We had never discussed organ donation with her, nor did she ever bring it up, but we did know that she was not listed as a donor. This is not an easy nor pleasant decision to have to make on behalf of someone else. I will say that it only took myself, her dad, and her boyfriend maybe a minute, perhaps two to say yes, she would have wanted to help others. She was that kind of person. We agreed to donate her organs and corneas. I just could not bring myself to donate anything more. It is now about 2am Thursday morning and they told us to head home and come back that afternoon as they would be doing more tests to ensure nothing had changed. They told us they did not expect any but would do their due diligence. We were back that afternoon and were in a room with the representative from the Hope program when the doctor came in and told us they had pronounced her. This was around 4pm Thursday. We went and said our goodbyes to our little girl.
Around 8am Friday morning we received a call from our rep at the Hope Program. Tia was in the operating room and her lungs and liver were in the process of being transplanted into two individuals. Later that day/evening her kidneys would be transplanted into two individuals. We found out later that her corneas went to two people. Tia saved and/or made a huge difference to 6 people. She is our hero. However, what if she would have wanted to donate more than just her organs and corneas and help many more people? That is a question we will never get an answer to.
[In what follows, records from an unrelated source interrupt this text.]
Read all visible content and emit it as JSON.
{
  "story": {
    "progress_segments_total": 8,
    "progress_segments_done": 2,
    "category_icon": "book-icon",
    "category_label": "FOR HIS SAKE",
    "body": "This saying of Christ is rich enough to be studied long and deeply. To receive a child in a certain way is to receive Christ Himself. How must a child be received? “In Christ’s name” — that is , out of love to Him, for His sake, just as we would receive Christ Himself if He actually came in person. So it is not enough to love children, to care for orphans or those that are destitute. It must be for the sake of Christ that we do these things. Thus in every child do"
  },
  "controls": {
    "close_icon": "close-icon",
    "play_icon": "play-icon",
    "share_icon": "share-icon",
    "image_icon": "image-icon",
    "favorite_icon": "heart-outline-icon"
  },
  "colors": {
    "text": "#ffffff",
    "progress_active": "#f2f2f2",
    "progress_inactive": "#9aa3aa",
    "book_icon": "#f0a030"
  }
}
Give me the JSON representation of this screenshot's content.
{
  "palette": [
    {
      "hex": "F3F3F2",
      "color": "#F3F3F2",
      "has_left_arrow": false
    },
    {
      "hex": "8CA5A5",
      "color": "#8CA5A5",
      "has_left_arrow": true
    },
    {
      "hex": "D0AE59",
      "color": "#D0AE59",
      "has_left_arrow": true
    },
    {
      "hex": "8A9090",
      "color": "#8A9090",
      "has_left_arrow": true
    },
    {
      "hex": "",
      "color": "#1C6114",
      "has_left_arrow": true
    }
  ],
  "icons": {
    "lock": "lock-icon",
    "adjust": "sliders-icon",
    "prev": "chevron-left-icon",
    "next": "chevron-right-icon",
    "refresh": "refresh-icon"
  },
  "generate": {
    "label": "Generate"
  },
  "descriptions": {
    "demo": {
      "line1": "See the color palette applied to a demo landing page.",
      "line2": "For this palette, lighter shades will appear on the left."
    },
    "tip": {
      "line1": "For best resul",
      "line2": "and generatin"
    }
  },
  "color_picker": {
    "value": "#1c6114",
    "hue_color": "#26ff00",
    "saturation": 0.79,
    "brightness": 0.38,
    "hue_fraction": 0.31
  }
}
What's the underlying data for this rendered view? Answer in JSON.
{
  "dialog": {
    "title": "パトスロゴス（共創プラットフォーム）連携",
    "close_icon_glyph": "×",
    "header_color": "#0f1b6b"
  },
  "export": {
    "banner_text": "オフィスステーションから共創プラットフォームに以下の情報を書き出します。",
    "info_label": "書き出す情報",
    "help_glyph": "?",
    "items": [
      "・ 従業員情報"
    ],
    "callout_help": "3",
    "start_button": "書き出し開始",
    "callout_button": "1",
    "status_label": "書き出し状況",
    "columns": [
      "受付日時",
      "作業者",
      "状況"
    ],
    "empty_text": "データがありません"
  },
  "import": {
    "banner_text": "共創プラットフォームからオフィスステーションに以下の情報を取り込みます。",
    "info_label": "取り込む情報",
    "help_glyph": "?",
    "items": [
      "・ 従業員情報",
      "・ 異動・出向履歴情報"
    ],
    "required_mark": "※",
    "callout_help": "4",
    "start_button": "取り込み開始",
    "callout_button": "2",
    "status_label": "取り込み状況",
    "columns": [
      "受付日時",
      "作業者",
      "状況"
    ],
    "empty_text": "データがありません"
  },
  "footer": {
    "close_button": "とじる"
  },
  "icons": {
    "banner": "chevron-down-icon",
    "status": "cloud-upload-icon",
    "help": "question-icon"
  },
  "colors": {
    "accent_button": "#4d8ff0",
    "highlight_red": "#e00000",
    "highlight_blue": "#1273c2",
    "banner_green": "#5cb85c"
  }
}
I would encourage everyone to have the conversation with your friends and family. This would eliminate the need to make the decision yourself and then be wondering if you made the right one? Could we have done more? Not to mention it is hard to make a decision like this when you are in shock and trying to come to terms that your loved one is gone.
Knowing that my daughter made a difference to the lives of others has been a tremendous help with the overall grieving process and just knowing that parts of her are still in our world makes it a little easier to live life without her.
I also was not a donor at the time of her passing nor was her boyfriend. I am happy to say we both signed up and a few of my friends and coworkers have since her passing as well. All from having the conversation. No one wants to think about it or may think I have time to make that decision. Tia is an unfortunate example that it could happen to anyone, at anytime, regardless of age and health.